(TASK) Find every line in the records below that holds the word "Queue", and copy each one.

(Data records for software interfaces)
··········

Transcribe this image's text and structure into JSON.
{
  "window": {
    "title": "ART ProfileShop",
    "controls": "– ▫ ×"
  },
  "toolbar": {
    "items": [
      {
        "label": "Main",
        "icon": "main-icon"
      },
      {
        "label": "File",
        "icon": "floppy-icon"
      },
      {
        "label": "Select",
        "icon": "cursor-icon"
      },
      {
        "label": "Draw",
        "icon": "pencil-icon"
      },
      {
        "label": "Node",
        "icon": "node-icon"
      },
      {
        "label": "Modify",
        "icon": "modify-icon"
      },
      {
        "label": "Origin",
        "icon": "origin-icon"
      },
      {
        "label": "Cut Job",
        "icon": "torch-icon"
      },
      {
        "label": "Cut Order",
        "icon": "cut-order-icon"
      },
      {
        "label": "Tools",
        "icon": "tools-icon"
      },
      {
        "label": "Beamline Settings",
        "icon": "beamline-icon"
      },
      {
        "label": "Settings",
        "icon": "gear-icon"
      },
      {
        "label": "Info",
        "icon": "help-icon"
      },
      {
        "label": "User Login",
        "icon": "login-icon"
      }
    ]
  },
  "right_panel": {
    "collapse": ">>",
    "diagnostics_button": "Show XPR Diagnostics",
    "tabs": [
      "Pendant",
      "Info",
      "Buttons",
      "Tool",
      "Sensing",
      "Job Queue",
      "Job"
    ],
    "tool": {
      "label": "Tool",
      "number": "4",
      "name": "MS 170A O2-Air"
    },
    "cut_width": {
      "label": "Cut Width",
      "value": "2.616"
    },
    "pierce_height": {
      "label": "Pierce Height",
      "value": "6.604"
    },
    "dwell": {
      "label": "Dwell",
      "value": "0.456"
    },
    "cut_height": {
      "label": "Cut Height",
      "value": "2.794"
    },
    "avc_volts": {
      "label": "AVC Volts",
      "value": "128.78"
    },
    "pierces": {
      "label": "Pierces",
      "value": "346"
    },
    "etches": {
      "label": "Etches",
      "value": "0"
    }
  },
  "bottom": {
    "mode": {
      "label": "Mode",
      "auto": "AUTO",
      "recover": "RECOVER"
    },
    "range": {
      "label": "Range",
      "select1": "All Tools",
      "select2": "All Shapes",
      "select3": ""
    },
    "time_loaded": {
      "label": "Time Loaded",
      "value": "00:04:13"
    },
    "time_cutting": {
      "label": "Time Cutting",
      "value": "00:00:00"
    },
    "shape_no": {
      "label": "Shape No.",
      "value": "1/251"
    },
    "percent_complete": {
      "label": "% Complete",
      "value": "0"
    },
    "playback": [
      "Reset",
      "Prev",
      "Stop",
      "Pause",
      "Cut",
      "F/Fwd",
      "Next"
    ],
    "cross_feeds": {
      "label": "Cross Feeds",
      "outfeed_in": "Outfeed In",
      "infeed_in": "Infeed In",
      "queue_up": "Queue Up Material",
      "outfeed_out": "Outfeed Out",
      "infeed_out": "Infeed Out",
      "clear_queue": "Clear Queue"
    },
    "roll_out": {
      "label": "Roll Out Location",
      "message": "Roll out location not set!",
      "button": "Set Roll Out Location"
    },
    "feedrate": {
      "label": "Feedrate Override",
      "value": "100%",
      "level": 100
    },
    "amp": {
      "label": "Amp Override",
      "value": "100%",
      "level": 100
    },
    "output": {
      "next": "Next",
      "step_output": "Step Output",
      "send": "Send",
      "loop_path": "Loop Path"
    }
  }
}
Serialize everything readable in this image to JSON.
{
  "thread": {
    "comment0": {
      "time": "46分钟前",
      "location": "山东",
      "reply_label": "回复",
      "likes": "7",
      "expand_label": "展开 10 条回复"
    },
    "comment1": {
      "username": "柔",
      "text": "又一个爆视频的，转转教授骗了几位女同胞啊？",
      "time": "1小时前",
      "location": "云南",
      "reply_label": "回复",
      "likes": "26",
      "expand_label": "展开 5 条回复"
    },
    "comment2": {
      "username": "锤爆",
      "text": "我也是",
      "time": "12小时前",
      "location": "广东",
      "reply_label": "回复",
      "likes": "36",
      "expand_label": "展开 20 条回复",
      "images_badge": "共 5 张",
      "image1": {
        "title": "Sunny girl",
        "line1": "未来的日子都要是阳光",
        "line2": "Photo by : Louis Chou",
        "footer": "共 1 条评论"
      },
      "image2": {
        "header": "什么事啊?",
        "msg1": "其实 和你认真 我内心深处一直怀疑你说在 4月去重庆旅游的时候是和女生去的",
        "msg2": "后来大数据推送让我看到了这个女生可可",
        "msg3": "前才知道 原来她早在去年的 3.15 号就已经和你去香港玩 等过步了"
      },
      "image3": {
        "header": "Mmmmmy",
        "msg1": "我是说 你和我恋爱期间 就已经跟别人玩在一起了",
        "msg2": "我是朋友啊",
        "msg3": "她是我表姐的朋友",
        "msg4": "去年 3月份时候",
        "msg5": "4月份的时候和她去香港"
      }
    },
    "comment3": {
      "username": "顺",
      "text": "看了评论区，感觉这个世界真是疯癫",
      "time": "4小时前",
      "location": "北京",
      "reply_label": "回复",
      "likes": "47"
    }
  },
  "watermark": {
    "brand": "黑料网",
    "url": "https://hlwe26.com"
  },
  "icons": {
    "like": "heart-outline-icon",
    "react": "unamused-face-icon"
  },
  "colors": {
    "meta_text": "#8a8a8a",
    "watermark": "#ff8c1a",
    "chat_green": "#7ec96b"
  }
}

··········

(ANSWER BOX)
      "Job Queue",
      "queue_up": "Queue Up Material",
      "clear_queue": "Clear Queue"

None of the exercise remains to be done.